Source records: Begin
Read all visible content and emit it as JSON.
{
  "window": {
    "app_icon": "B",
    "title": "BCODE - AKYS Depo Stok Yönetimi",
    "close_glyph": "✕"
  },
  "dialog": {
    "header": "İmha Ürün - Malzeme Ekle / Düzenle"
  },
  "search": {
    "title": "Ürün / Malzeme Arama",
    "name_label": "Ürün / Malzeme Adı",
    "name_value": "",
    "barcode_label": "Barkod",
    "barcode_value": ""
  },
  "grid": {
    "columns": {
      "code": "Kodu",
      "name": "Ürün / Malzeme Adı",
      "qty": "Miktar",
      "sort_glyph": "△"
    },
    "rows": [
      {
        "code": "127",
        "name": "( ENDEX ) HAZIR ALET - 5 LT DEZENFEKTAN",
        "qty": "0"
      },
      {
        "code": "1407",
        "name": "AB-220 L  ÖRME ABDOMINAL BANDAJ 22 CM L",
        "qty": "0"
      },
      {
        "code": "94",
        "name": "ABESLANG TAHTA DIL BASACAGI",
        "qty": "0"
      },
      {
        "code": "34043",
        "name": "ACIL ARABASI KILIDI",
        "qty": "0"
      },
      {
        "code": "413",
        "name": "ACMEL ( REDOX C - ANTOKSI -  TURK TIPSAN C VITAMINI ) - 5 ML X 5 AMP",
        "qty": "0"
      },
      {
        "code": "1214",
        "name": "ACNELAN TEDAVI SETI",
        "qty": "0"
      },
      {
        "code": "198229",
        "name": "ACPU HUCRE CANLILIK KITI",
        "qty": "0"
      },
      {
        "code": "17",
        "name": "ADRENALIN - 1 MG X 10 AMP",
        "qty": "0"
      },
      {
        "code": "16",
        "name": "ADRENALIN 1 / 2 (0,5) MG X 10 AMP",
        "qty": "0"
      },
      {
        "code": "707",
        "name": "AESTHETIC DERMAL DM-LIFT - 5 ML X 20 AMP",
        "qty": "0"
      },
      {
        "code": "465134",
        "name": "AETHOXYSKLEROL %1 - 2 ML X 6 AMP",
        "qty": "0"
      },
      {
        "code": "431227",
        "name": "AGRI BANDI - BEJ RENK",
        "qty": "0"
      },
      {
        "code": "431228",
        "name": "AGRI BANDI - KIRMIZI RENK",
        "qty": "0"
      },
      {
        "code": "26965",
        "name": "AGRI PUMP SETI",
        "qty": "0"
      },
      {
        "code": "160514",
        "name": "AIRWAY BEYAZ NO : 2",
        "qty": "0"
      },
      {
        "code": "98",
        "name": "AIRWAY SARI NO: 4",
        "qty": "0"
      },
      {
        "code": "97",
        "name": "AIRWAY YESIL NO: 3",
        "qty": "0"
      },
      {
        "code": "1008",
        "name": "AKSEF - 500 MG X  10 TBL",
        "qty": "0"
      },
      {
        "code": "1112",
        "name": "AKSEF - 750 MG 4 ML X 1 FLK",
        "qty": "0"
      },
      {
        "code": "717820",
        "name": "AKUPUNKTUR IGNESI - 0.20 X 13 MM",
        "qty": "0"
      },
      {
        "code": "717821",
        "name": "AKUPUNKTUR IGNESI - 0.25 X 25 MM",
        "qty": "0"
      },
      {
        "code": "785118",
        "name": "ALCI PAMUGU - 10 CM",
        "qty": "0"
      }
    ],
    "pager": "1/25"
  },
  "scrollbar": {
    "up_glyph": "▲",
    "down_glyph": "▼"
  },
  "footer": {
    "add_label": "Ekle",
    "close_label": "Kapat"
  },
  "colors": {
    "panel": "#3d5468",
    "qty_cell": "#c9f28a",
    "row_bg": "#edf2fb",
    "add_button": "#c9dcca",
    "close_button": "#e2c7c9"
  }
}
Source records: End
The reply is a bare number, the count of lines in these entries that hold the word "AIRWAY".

3